referral services are here to stay ( I know, I subscribe to most of them! One of
the finest and extremely informative is the source of last week’s conversation with
the shuk vendor—found at
The fundamental principle is that the layman needs a Rav, and
the layman MUST trust that Rav, or find a different Rav whom he does trust ; the
Rav either knows or finds out or refers; and must be able to admit being wrong,
and to say he doesn't know when he doesn't(as Moshe Rabbeinu did in VaYikrah 10:20,
see Rashi there). And the job of sifting through all the information to make a
decision what to do is enough to keep one busy full-time.
And so, we come to the end of the series—and yes, the bottom line, if one has
that need to get a one-liner " bottom line", is two lines:
- In general, b'derech k'llal, Mehadrin standards are not "more
kosher" –but they are much safer. There is yir'as shamayim to
consider, as well as practicality
- Ask your Rav, that's what he's there for. And if you don't trust him, get
one that you do. The Rav's responsibility is to know, or to find out, to be
agenda-free, and to be able to admit he doesn't know and/or was mistaken .
And, I cannot stress strongly enough, and therefore I repeat :
- Do NOT imply that the food others are eating is treif.
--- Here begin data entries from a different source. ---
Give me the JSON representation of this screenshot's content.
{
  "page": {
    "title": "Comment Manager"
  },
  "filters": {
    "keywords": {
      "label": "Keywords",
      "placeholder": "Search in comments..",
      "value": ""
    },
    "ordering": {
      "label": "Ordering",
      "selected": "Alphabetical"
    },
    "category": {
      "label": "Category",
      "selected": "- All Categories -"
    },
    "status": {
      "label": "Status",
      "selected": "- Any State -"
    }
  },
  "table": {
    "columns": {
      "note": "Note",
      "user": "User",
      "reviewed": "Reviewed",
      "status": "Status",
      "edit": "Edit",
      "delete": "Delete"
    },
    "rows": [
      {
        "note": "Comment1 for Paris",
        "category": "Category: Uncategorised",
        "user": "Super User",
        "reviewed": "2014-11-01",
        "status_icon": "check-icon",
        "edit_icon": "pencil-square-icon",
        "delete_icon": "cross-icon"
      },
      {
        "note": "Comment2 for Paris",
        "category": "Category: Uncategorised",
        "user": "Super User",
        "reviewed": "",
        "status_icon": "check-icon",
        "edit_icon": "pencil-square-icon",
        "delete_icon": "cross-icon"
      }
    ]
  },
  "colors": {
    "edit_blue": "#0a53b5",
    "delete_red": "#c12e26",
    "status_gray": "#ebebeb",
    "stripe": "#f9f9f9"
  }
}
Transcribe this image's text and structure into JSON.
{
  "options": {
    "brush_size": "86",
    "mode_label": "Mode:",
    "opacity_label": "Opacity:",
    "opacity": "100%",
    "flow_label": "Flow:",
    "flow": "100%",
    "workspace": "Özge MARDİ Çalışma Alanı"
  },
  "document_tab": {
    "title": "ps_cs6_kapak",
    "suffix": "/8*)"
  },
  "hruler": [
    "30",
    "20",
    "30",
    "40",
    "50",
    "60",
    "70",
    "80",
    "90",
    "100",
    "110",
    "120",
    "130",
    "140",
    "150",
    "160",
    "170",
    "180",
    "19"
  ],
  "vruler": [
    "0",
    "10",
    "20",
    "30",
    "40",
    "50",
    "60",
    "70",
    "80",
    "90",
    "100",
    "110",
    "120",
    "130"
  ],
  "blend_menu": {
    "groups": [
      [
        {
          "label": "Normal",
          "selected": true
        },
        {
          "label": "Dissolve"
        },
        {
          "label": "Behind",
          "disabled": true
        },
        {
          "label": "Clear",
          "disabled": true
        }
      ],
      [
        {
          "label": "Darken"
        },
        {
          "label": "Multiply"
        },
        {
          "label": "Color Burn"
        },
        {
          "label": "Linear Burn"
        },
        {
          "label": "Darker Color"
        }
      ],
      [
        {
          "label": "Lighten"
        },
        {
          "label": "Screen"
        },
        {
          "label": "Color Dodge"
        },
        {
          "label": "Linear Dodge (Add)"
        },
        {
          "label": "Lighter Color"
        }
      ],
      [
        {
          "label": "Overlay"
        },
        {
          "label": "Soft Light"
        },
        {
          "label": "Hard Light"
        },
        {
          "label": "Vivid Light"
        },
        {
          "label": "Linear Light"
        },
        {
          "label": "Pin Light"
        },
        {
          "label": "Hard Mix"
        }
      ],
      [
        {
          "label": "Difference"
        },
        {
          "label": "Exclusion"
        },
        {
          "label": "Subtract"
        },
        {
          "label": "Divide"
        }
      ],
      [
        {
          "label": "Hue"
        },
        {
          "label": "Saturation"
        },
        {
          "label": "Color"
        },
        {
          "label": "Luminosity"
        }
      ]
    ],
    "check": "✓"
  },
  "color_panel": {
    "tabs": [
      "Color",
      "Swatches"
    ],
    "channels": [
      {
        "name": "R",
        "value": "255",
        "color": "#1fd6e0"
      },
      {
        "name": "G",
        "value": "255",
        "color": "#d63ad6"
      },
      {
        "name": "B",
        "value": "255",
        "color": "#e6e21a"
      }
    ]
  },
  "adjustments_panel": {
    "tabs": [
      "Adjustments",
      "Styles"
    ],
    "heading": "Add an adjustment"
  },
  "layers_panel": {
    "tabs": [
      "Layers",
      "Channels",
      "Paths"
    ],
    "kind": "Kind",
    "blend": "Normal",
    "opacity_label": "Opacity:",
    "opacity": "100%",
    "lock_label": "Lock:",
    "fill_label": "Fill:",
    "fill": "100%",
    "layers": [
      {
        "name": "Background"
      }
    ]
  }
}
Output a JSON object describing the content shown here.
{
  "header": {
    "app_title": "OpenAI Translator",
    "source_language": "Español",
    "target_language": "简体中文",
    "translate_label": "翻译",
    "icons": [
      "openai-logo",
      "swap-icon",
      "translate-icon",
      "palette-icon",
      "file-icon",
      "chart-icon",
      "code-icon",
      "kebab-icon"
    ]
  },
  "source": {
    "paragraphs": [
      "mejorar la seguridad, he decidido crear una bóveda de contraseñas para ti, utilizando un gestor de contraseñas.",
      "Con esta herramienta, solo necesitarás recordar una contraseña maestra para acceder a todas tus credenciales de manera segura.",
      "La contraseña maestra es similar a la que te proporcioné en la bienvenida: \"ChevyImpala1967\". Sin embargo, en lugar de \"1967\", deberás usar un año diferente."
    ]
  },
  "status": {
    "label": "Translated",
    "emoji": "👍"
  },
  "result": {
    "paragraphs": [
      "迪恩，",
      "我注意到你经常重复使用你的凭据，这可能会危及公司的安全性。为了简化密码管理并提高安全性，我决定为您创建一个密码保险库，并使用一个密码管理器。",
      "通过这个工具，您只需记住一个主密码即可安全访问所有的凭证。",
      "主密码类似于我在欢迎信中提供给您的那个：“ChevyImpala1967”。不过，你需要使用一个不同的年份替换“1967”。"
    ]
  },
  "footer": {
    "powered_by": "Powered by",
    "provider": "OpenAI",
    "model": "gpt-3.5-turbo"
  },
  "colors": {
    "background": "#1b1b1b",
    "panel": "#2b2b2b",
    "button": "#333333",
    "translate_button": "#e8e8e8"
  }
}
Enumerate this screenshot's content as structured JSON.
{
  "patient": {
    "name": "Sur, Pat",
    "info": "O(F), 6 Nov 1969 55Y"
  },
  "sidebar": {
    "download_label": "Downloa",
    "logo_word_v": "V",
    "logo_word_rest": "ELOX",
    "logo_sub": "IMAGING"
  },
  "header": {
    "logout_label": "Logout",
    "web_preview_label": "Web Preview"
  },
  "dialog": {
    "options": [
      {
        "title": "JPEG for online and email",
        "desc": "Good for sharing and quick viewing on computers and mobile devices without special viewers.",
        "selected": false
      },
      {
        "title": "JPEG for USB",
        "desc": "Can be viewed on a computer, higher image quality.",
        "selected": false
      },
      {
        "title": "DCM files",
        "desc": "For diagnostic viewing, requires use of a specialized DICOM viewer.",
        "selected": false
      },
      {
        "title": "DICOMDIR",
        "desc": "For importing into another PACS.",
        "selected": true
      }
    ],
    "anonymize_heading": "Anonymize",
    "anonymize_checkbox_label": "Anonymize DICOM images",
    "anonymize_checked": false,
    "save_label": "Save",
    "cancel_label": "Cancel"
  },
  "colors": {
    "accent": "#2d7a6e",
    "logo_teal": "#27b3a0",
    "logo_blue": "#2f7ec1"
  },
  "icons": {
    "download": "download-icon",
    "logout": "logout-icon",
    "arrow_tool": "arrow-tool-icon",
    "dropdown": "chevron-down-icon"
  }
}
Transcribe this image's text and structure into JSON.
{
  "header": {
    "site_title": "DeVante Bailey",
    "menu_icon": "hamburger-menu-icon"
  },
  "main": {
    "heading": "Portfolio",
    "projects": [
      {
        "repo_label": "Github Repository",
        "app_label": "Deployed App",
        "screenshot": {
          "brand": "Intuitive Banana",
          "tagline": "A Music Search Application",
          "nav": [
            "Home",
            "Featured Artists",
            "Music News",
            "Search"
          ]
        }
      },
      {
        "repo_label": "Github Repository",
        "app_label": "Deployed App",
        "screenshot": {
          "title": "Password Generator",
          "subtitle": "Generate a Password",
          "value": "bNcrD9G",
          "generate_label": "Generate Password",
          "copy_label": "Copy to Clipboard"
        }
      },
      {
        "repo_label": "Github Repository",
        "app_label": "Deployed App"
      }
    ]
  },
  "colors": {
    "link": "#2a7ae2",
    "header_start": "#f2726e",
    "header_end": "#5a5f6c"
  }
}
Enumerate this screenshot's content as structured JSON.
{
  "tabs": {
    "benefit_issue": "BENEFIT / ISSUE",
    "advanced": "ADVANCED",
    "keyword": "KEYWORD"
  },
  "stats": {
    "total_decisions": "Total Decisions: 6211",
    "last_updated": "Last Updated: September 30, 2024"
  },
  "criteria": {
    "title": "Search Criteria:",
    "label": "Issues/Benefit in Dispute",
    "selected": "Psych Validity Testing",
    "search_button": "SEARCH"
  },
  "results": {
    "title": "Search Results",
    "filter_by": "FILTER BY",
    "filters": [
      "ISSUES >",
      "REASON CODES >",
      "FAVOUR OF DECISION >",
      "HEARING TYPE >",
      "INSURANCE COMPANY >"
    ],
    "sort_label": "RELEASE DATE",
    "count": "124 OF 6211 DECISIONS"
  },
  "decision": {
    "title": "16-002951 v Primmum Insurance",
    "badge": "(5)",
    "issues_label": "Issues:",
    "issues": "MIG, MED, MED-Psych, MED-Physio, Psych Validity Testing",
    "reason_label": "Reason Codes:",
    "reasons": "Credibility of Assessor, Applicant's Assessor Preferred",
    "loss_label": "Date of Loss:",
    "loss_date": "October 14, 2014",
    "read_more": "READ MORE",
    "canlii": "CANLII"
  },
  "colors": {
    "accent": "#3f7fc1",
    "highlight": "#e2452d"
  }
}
That they are being
mechallel Shabbos.They are not!
- Do NOT imply that you are a better Jew than these others are .You do not
know if you are or not!
- Do NOT act condescendingly towards those who choose to use less-than-Mehadrin
standards–it is permissible for them to!
- Do NOT play one-upsmanship(my hashgachah is better than your hashgachah
If you practice the above, then you have the right to expect that YOUR standards
be respected, not mocked, or become a reason for dispute or machlokess.